The government Ford backs down from a plan to require high school students to pass four on-line course to get a certificate at a time when teachers of public secondary schools of the province have launched a campaign “work strictly by the rules”.
Education Minister Stephen Lecce said that now students will need to develop two e-learning course starting from those who finished school in 2023-24 years.
Four mandatory online course and the measures of the government on the increase in the average size of secondary school classes from 22 to 28, were the main obstacles in the current negotiations with teachers.
The government also stated that it was prepared to reduce average class size from 28 to 25.
In response, the President of the Federation of secondary school teachers of Ontario Harvey Bischof reported that since 26 November, they will begin to organize informational pickets and will start the campaign “work strictly by the rules”.
The Union reports that informational pickets will be held before and after the training process, as well as during the lunch break.
High school teachers will no longer carry out testing EQAO, report data to the Ministry of education, to participate in unpaid staff meetings or to provide comments on the report cards.

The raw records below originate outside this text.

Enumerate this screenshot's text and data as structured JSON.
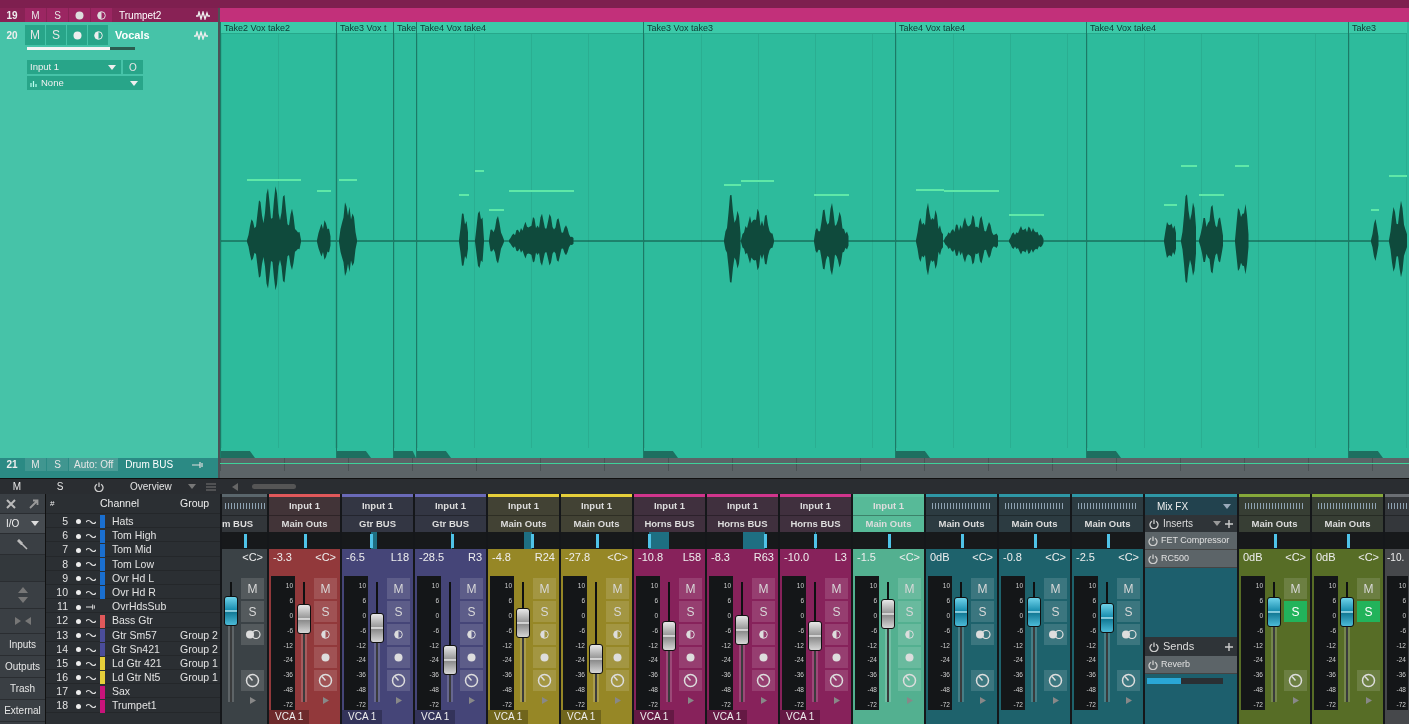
{
  "tracks": [
    {
      "kind": "compact",
      "number": "19",
      "color": "#c2307a",
      "mute": {
        "label": "M",
        "on": false
      },
      "solo": {
        "label": "S",
        "on": false
      },
      "name": "Trumpet2"
    },
    {
      "kind": "expanded",
      "number": "20",
      "color": "#2dbb9c",
      "mute": {
        "label": "M",
        "on": false
      },
      "solo": {
        "label": "S",
        "on": false
      },
      "name": "Vocals",
      "volume": {
        "level": 0.77
      },
      "input": "Input 1",
      "input_button": "O",
      "output": "None",
      "clips": [
        {
          "label": "Take2 Vox take2"
        },
        {
          "label": "Take3 Vox t"
        },
        {
          "label": "Take"
        },
        {
          "label": "Take4 Vox take4"
        },
        {
          "label": "Take3 Vox take3"
        },
        {
          "label": "Take4 Vox take4"
        },
        {
          "label": "Take4 Vox take4"
        },
        {
          "label": "Take3"
        }
      ]
    },
    {
      "kind": "bus",
      "number": "21",
      "color": "#2b8a84",
      "mute": {
        "label": "M",
        "on": false
      },
      "solo": {
        "label": "S",
        "on": false
      },
      "automation": "Auto: Off",
      "name": "Drum BUS"
    }
  ],
  "toolbar": {
    "mute": "M",
    "solo": "S",
    "view": "Overview"
  },
  "mixer": {
    "io_label": "I/O",
    "panels": [
      "Inputs",
      "Outputs",
      "Trash",
      "External"
    ],
    "channel_list": {
      "columns": [
        "#",
        "Channel",
        "Group"
      ],
      "rows": [
        {
          "number": "5",
          "kind": "audio",
          "color": "#1a6fd0",
          "name": "Hats"
        },
        {
          "number": "6",
          "kind": "audio",
          "color": "#1a6fd0",
          "name": "Tom High"
        },
        {
          "number": "7",
          "kind": "audio",
          "color": "#1a6fd0",
          "name": "Tom Mid"
        },
        {
          "number": "8",
          "kind": "audio",
          "color": "#1a6fd0",
          "name": "Tom Low"
        },
        {
          "number": "9",
          "kind": "audio",
          "color": "#1a6fd0",
          "name": "Ovr Hd L"
        },
        {
          "number": "10",
          "kind": "audio",
          "color": "#1a6fd0",
          "name": "Ovr Hd R"
        },
        {
          "number": "11",
          "kind": "bus",
          "name": "OvrHdsSub"
        },
        {
          "number": "12",
          "kind": "audio",
          "color": "#e0585a",
          "name": "Bass Gtr"
        },
        {
          "number": "13",
          "kind": "audio",
          "color": "#4b4d9a",
          "name": "Gtr Sm57",
          "group": "Group 2"
        },
        {
          "number": "14",
          "kind": "audio",
          "color": "#4b4d9a",
          "name": "Gtr Sn421",
          "group": "Group 2"
        },
        {
          "number": "15",
          "kind": "audio",
          "color": "#e6cf3a",
          "name": "Ld Gtr 421",
          "group": "Group 1"
        },
        {
          "number": "16",
          "kind": "audio",
          "color": "#e6cf3a",
          "name": "Ld Gtr Nt5",
          "group": "Group 1"
        },
        {
          "number": "17",
          "kind": "audio",
          "color": "#c8137a",
          "name": "Sax"
        },
        {
          "number": "18",
          "kind": "audio",
          "color": "#c8137a",
          "name": "Trumpet1"
        }
      ]
    },
    "strips": [
      {
        "kind": "bus",
        "color": "#5a666c",
        "selected": false,
        "output": "m BUS",
        "pan": {
          "reading": "<C>",
          "level": 0.5
        },
        "level": 0.76,
        "mute": {
          "label": "M",
          "on": false
        },
        "solo": {
          "label": "S",
          "on": false
        }
      },
      {
        "kind": "audio",
        "color": "#e0585a",
        "selected": false,
        "input": "Input 1",
        "output": "Main Outs",
        "volume": "-3.3",
        "pan": {
          "reading": "<C>",
          "level": 0.5
        },
        "level": 0.69,
        "mute": {
          "label": "M",
          "on": false
        },
        "solo": {
          "label": "S",
          "on": false
        },
        "scale": [
          "10",
          "6",
          "0",
          "-6",
          "-12",
          "-24",
          "-36",
          "-48",
          "-72"
        ],
        "vca": "VCA 1"
      },
      {
        "kind": "audio",
        "color": "#6a6ab8",
        "selected": false,
        "input": "Input 1",
        "output": "Gtr BUS",
        "volume": "-6.5",
        "pan": {
          "reading": "L18",
          "level": 0.41
        },
        "level": 0.62,
        "mute": {
          "label": "M",
          "on": false
        },
        "solo": {
          "label": "S",
          "on": false
        },
        "scale": [
          "10",
          "6",
          "0",
          "-6",
          "-12",
          "-24",
          "-36",
          "-48",
          "-72"
        ],
        "vca": "VCA 1"
      },
      {
        "kind": "audio",
        "color": "#6a6ab8",
        "selected": false,
        "input": "Input 1",
        "output": "Gtr BUS",
        "volume": "-28.5",
        "pan": {
          "reading": "R3",
          "level": 0.52
        },
        "level": 0.35,
        "mute": {
          "label": "M",
          "on": false
        },
        "solo": {
          "label": "S",
          "on": false
        },
        "scale": [
          "10",
          "6",
          "0",
          "-6",
          "-12",
          "-24",
          "-36",
          "-48",
          "-72"
        ],
        "vca": "VCA 1"
      },
      {
        "kind": "audio",
        "color": "#e6cf3a",
        "selected": false,
        "input": "Input 1",
        "output": "Main Outs",
        "volume": "-4.8",
        "pan": {
          "reading": "R24",
          "level": 0.62
        },
        "level": 0.66,
        "mute": {
          "label": "M",
          "on": false
        },
        "solo": {
          "label": "S",
          "on": false
        },
        "scale": [
          "10",
          "6",
          "0",
          "-6",
          "-12",
          "-24",
          "-36",
          "-48",
          "-72"
        ],
        "vca": "VCA 1"
      },
      {
        "kind": "audio",
        "color": "#e6cf3a",
        "selected": false,
        "input": "Input 1",
        "output": "Main Outs",
        "volume": "-27.8",
        "pan": {
          "reading": "<C>",
          "level": 0.5
        },
        "level": 0.36,
        "mute": {
          "label": "M",
          "on": false
        },
        "solo": {
          "label": "S",
          "on": false
        },
        "scale": [
          "10",
          "6",
          "0",
          "-6",
          "-12",
          "-24",
          "-36",
          "-48",
          "-72"
        ],
        "vca": "VCA 1"
      },
      {
        "kind": "audio",
        "color": "#d0358c",
        "selected": false,
        "input": "Input 1",
        "output": "Horns BUS",
        "volume": "-10.8",
        "pan": {
          "reading": "L58",
          "level": 0.21
        },
        "level": 0.55,
        "mute": {
          "label": "M",
          "on": false
        },
        "solo": {
          "label": "S",
          "on": false
        },
        "scale": [
          "10",
          "6",
          "0",
          "-6",
          "-12",
          "-24",
          "-36",
          "-48",
          "-72"
        ],
        "vca": "VCA 1"
      },
      {
        "kind": "audio",
        "color": "#d0358c",
        "selected": false,
        "input": "Input 1",
        "output": "Horns BUS",
        "volume": "-8.3",
        "pan": {
          "reading": "R63",
          "level": 0.82
        },
        "level": 0.6,
        "mute": {
          "label": "M",
          "on": false
        },
        "solo": {
          "label": "S",
          "on": false
        },
        "scale": [
          "10",
          "6",
          "0",
          "-6",
          "-12",
          "-24",
          "-36",
          "-48",
          "-72"
        ],
        "vca": "VCA 1"
      },
      {
        "kind": "audio",
        "color": "#d0358c",
        "selected": false,
        "input": "Input 1",
        "output": "Horns BUS",
        "volume": "-10.0",
        "pan": {
          "reading": "L3",
          "level": 0.49
        },
        "level": 0.55,
        "mute": {
          "label": "M",
          "on": false
        },
        "solo": {
          "label": "S",
          "on": false
        },
        "scale": [
          "10",
          "6",
          "0",
          "-6",
          "-12",
          "-24",
          "-36",
          "-48",
          "-72"
        ],
        "vca": "VCA 1"
      },
      {
        "kind": "audio",
        "color": "#5cc4a0",
        "selected": true,
        "input": "Input 1",
        "output": "Main Outs",
        "volume": "-1.5",
        "pan": {
          "reading": "<C>",
          "level": 0.5
        },
        "level": 0.73,
        "mute": {
          "label": "M",
          "on": false
        },
        "solo": {
          "label": "S",
          "on": false
        },
        "scale": [
          "10",
          "6",
          "0",
          "-6",
          "-12",
          "-24",
          "-36",
          "-48",
          "-72"
        ]
      },
      {
        "kind": "bus",
        "color": "#2e97a6",
        "selected": false,
        "output": "Main Outs",
        "volume": "0dB",
        "pan": {
          "reading": "<C>",
          "level": 0.5
        },
        "level": 0.75,
        "mute": {
          "label": "M",
          "on": false
        },
        "solo": {
          "label": "S",
          "on": false
        },
        "scale": [
          "10",
          "6",
          "0",
          "-6",
          "-12",
          "-24",
          "-36",
          "-48",
          "-72"
        ]
      },
      {
        "kind": "bus",
        "color": "#2e97a6",
        "selected": false,
        "output": "Main Outs",
        "volume": "-0.8",
        "pan": {
          "reading": "<C>",
          "level": 0.5
        },
        "level": 0.75,
        "mute": {
          "label": "M",
          "on": false
        },
        "solo": {
          "label": "S",
          "on": false
        },
        "scale": [
          "10",
          "6",
          "0",
          "-6",
          "-12",
          "-24",
          "-36",
          "-48",
          "-72"
        ]
      },
      {
        "kind": "bus",
        "color": "#2e97a6",
        "selected": false,
        "output": "Main Outs",
        "volume": "-2.5",
        "pan": {
          "reading": "<C>",
          "level": 0.5
        },
        "level": 0.7,
        "mute": {
          "label": "M",
          "on": false
        },
        "solo": {
          "label": "S",
          "on": false
        },
        "scale": [
          "10",
          "6",
          "0",
          "-6",
          "-12",
          "-24",
          "-36",
          "-48",
          "-72"
        ]
      },
      {
        "kind": "mixfx",
        "color": "#2e97a6",
        "title": "Mix FX",
        "inserts": {
          "label": "Inserts",
          "items": [
            "FET Compressor",
            "RC500"
          ]
        },
        "sends": {
          "label": "Sends",
          "items": [
            {
              "name": "Reverb",
              "level": 0.45
            }
          ]
        }
      },
      {
        "kind": "return",
        "color": "#86a83a",
        "selected": false,
        "output": "Main Outs",
        "volume": "0dB",
        "pan": {
          "reading": "<C>",
          "level": 0.5
        },
        "level": 0.75,
        "mute": {
          "label": "M",
          "on": false
        },
        "solo": {
          "label": "S",
          "on": true
        },
        "scale": [
          "10",
          "6",
          "0",
          "-6",
          "-12",
          "-24",
          "-36",
          "-48",
          "-72"
        ]
      },
      {
        "kind": "return",
        "color": "#86a83a",
        "selected": false,
        "output": "Main Outs",
        "volume": "0dB",
        "pan": {
          "reading": "<C>",
          "level": 0.5
        },
        "level": 0.75,
        "mute": {
          "label": "M",
          "on": false
        },
        "solo": {
          "label": "S",
          "on": true
        },
        "scale": [
          "10",
          "6",
          "0",
          "-6",
          "-12",
          "-24",
          "-36",
          "-48",
          "-72"
        ]
      },
      {
        "kind": "bus",
        "color": "#6b6f74",
        "selected": false,
        "volume": "-10.",
        "scale": [
          "10",
          "6",
          "0",
          "-6",
          "-12",
          "-24",
          "-36",
          "-48",
          "-72"
        ]
      }
    ]
  }
}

After the Declaration of the Union representative team Lecce said that their position regarding e-learning “is immovable,” and they will not make any changes.
Katrine Johns has been a reporter on the news desk since 2013. Before that she wrote about young adolescence and family dynamics for Styles and was the legal affairs correspondent for the Metro desk. Before joining The Gal Post, Katrine Johns worked as a staff writer at the Village Voice and a freelancer for Newsday, The Wall Street Journal, GQ and Mirabella. To get in touch, contact me through my email@example.com 1-800-268-7128